To Foyle's Bookshop in London for the launch of the first English translation of Albanian novelist Fatos Kongoli's 1992 novel I Humburi/The Loser. Kongoli himself was there, a likeably modest man without any of the trappings of the celebrity writer. He said that he had no desire to write under the Hoxa dictatorship in Albania during which time he had been a mathematics professor. Elsewhere he has written that there are no Marxist theorems in geometry. But with the fall of the dictatorship in 1991 he felt released to write and The Loser - about which I can say nothing because I acquired it only last night - is the product. At question time I asked if he was alone in feeling this sense of lifted restraint. Had there been a sudden renaissance in contemporary Albanian literature? Speaking through his interpreter, Robert Elsie, who with Janice Mathie-Heck translated the book for Welsh publisher Seren's promising new translation series, Kongoli was cautious.
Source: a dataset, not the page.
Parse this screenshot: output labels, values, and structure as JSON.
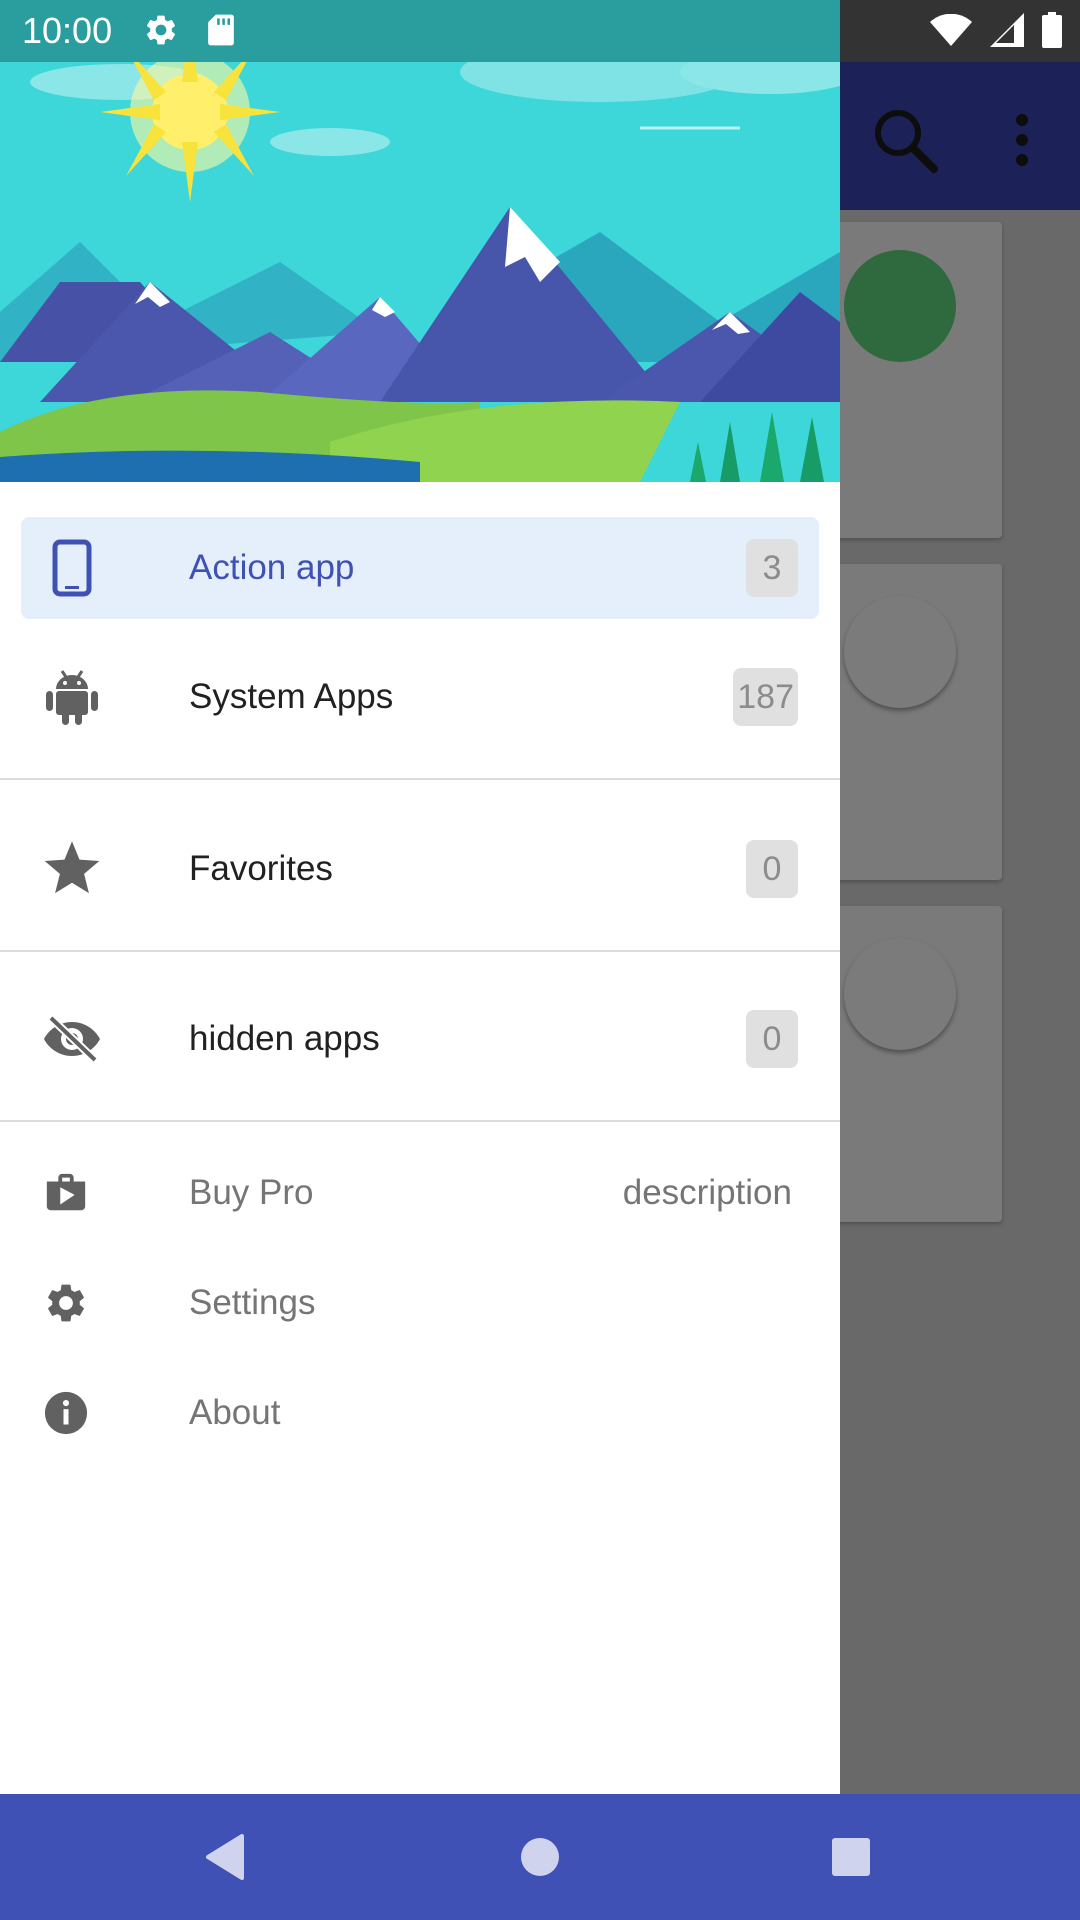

He did not seem to wish to speak for anyone but himself. There were many writers in Albania, some of whom, he suggested, thought they were important. The life of a writer is hard, he said, it is economically unrewarding, but one has no choice but to pursue it. This book was directly stimulated by the events of 1991 and the collapse of the regime (we recall those memorable images of Albanian refugees piling onto ships for Italy) and it is, apparently, an exploration of the consequences of state repression. This is the first of Kongoli's books to be translated into English though he has a much higher profile in France. Although he does not speak English he is fluent in French, which enabled me to have a few words with him at the end and to carry off a copy of the book signed: 'bien cordialement, Fatos Kongoli'. I look forward to reading it (Seren, £8.99)


Anonymous said...

I hope it was not Kongoli himself who said that he made his living as a mathematician during the regime. Because it is not true. He did study mathematics in China, but in fact he worked as a journalist, and even tried to become a member of the Party.
And he did publish books before the fall of the regime. At least two. "The Loser" was not his first book, but the third or fourth.

Nicholas Murray said...

Thank you for this clarification. My report was, I hope, an accurate one of what was actually said at the event and I did not draw on any other materials so I am puzzled that you identify discrepancies. If you are willing to identify yourself and send me an email I could see if I can locate my notes or consult what the publisher said in the accompanying handouts.